■ WHAT YOU NEED TO DO ■
Please filter the data below down to the lines holding the string "description".

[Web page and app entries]
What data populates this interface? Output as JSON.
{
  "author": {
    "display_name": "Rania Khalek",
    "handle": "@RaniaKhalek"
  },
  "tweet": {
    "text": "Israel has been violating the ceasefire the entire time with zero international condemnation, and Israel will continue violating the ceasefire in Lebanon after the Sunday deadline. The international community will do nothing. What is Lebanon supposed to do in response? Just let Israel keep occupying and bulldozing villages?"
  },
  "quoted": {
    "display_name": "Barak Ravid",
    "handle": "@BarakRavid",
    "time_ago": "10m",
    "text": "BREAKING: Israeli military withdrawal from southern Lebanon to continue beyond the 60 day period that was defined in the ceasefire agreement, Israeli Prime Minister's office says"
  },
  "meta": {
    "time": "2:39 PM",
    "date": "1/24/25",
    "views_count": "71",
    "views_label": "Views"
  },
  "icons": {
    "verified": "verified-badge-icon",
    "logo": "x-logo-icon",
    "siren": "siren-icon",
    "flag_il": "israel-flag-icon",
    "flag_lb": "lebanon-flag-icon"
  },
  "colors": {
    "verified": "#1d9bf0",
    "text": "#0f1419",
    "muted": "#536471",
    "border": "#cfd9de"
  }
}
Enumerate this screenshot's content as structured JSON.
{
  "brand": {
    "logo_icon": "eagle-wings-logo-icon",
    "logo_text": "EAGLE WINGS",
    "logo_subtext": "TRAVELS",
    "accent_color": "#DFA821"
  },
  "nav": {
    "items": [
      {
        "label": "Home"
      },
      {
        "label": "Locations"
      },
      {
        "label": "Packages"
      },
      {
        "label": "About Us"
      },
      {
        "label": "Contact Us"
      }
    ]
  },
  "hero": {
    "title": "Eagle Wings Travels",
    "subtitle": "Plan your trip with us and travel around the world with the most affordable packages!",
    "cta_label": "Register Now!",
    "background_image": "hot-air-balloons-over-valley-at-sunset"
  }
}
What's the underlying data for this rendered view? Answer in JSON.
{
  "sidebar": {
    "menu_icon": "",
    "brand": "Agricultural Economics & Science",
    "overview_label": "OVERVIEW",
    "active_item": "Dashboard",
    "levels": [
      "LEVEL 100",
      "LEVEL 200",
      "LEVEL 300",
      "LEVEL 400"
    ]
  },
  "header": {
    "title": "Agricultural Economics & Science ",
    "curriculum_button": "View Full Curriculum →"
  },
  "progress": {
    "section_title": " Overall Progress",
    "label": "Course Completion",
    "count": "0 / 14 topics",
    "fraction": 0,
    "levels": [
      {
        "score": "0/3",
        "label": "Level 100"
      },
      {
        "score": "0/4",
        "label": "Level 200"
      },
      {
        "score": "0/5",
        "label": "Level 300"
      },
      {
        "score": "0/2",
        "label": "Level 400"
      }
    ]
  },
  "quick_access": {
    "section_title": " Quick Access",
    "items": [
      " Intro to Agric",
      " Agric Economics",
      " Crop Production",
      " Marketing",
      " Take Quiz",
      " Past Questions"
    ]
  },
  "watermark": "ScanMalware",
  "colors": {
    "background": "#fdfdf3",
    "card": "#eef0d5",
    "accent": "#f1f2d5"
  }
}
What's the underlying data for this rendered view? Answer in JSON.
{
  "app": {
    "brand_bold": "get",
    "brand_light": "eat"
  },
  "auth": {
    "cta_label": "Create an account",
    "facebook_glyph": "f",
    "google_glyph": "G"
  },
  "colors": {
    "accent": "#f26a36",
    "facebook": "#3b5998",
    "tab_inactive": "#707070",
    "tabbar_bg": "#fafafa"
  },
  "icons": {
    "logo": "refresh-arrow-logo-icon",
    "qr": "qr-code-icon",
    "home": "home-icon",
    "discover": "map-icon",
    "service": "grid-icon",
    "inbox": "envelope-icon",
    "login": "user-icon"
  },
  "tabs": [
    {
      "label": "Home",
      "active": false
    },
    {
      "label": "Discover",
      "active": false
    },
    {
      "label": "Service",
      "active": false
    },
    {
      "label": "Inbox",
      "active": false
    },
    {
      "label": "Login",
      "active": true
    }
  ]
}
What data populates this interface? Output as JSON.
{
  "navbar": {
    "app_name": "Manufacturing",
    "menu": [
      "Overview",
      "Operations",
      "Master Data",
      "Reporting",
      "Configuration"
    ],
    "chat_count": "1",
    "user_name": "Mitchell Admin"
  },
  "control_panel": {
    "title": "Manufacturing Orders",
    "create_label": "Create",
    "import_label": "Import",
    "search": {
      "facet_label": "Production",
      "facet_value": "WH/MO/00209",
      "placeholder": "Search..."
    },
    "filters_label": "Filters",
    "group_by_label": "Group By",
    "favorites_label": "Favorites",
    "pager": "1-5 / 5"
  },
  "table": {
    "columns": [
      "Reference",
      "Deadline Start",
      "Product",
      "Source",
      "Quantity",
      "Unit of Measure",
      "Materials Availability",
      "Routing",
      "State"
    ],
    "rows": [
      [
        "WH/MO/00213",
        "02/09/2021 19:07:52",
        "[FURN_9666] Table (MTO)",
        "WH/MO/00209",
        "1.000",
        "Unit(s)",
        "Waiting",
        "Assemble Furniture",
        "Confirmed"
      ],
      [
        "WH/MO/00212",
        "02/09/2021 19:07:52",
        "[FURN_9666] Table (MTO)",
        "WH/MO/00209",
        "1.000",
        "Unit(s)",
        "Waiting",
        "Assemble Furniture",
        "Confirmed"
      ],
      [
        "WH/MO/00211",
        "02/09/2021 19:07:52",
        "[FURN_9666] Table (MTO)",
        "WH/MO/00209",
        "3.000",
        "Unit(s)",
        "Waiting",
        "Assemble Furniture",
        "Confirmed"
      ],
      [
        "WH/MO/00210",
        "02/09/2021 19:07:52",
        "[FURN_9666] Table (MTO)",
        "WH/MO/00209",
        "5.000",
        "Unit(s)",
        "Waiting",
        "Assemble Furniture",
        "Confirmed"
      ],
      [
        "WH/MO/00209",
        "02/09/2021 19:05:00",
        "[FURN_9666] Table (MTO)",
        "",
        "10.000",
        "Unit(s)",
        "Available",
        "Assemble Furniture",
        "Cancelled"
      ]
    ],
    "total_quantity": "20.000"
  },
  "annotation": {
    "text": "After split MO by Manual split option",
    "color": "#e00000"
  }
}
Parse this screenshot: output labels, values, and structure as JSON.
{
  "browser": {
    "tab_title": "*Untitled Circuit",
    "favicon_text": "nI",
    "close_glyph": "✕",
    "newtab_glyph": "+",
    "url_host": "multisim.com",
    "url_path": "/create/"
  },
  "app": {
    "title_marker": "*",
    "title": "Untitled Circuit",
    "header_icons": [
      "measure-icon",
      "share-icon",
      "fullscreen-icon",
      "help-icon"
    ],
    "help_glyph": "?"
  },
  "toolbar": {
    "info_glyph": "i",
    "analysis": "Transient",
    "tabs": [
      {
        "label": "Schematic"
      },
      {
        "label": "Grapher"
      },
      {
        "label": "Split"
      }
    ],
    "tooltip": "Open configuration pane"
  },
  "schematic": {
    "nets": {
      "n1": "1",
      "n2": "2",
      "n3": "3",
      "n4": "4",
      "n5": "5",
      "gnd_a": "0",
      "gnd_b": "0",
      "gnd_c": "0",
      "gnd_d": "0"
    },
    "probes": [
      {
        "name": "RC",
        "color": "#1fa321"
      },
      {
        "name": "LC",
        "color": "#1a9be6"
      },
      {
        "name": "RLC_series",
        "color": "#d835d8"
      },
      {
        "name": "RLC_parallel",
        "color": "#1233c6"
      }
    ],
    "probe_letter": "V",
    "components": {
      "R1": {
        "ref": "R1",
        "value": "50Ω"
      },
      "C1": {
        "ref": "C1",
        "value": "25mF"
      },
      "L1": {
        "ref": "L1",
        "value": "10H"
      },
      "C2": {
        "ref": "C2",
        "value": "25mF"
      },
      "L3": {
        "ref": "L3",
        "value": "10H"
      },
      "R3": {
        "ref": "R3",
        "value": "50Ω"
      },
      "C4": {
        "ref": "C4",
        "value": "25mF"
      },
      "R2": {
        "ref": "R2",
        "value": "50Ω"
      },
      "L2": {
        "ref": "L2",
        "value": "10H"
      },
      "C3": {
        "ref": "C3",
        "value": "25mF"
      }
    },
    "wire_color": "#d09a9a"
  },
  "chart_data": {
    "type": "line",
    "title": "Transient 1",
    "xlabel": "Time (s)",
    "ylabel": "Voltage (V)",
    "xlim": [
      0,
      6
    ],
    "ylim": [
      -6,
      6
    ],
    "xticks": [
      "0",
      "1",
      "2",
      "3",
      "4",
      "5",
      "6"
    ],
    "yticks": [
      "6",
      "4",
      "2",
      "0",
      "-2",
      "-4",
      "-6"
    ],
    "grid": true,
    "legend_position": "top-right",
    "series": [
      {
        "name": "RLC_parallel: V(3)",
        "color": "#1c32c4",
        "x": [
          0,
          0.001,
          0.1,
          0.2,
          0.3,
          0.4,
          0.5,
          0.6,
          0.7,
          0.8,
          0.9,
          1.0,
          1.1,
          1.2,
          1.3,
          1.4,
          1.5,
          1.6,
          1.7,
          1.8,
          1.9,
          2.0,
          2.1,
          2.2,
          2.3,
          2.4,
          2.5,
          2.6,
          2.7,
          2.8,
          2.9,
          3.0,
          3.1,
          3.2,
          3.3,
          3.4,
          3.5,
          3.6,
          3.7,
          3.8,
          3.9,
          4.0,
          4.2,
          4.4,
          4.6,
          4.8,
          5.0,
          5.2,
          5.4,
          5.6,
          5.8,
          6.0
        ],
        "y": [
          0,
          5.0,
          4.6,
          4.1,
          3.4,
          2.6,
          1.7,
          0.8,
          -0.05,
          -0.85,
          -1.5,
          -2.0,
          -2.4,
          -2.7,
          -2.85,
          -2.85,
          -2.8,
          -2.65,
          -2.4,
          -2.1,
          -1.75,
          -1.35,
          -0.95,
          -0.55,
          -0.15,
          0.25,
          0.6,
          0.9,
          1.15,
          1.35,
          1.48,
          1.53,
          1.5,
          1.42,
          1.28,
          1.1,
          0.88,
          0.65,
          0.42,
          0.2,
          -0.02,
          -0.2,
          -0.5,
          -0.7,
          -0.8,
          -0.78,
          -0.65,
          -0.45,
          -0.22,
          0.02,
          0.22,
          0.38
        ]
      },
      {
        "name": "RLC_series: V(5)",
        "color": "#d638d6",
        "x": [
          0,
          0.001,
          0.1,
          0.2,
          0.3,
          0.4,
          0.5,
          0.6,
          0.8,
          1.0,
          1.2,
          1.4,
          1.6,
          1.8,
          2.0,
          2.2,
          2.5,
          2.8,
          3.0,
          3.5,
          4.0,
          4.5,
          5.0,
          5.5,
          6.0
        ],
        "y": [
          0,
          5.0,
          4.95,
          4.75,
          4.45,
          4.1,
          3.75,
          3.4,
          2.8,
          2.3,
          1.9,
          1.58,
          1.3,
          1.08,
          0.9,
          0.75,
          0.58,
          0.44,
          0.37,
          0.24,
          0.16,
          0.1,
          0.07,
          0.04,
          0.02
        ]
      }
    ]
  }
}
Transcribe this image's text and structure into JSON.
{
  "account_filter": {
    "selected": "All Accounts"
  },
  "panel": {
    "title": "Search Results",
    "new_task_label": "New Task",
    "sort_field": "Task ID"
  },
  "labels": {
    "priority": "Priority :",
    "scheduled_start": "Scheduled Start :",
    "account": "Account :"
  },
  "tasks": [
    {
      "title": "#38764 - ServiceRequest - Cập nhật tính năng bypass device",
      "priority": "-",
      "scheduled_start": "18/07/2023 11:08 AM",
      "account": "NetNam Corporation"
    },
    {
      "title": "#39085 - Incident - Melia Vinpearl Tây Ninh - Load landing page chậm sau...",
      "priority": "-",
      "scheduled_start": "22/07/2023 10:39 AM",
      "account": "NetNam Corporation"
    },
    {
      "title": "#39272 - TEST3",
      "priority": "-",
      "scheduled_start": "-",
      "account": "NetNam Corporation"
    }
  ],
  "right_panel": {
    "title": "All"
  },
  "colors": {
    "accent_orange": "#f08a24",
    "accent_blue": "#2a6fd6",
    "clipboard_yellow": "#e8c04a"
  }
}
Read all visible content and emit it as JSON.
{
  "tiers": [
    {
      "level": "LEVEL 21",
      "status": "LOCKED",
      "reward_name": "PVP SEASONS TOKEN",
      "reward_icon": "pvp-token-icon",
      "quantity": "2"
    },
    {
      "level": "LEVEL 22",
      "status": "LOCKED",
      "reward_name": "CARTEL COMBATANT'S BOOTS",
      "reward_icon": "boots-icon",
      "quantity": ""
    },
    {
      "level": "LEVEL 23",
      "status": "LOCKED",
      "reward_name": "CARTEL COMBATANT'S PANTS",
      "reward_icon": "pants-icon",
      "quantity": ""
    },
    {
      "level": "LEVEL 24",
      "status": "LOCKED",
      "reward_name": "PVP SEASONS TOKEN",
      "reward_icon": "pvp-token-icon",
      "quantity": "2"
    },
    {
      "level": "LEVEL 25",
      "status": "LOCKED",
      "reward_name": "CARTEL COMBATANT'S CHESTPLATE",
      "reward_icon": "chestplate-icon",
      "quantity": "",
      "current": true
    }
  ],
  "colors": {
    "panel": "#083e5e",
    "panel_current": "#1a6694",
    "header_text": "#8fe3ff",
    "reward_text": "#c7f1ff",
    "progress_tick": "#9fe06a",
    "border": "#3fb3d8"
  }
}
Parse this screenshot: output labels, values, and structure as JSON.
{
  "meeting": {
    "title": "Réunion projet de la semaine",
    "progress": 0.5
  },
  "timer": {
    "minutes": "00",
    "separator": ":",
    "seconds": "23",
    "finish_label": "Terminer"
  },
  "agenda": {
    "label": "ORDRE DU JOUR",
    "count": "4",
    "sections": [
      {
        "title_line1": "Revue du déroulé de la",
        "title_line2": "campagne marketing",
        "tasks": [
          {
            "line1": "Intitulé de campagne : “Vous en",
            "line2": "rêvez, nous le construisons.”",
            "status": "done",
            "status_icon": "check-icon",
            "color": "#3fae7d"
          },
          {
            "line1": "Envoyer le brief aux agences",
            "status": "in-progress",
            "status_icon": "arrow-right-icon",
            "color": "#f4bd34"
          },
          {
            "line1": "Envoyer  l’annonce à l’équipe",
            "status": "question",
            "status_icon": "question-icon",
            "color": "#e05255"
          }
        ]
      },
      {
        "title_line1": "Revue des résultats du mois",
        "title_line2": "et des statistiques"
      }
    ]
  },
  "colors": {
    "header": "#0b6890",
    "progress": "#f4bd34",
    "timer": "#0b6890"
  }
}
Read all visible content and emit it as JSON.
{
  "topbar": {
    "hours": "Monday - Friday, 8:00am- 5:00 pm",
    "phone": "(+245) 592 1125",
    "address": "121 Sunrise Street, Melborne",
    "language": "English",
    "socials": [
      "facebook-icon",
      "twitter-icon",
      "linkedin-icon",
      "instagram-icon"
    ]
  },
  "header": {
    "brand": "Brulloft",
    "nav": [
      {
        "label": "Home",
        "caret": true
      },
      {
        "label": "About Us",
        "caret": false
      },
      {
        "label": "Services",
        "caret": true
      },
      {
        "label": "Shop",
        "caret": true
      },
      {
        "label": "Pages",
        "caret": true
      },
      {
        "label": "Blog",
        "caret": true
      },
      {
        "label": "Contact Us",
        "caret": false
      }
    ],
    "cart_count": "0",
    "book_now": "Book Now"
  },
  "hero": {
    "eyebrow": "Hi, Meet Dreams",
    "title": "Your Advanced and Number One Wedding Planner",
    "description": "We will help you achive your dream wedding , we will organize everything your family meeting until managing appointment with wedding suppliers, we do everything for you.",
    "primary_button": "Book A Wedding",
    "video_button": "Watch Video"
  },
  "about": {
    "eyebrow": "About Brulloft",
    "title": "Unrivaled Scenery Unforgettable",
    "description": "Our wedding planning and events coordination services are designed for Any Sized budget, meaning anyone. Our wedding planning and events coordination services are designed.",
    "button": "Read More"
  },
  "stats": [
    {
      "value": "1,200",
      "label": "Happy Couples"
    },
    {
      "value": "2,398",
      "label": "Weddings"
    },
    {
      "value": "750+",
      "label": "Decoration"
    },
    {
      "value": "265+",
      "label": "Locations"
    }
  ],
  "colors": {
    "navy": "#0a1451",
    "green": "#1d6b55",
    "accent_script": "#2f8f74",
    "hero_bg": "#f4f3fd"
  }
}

■ OUTPUT OF THE TASK ■
    "description": "We will help you achive your dream wedding , we will organize everything your family meeting until managing appointment with wedding suppliers, we do everything for you.",
    "description": "Our wedding planning and events coordination services are designed for Any Sized budget, meaning anyone. Our wedding planning and events coordination services are designed.",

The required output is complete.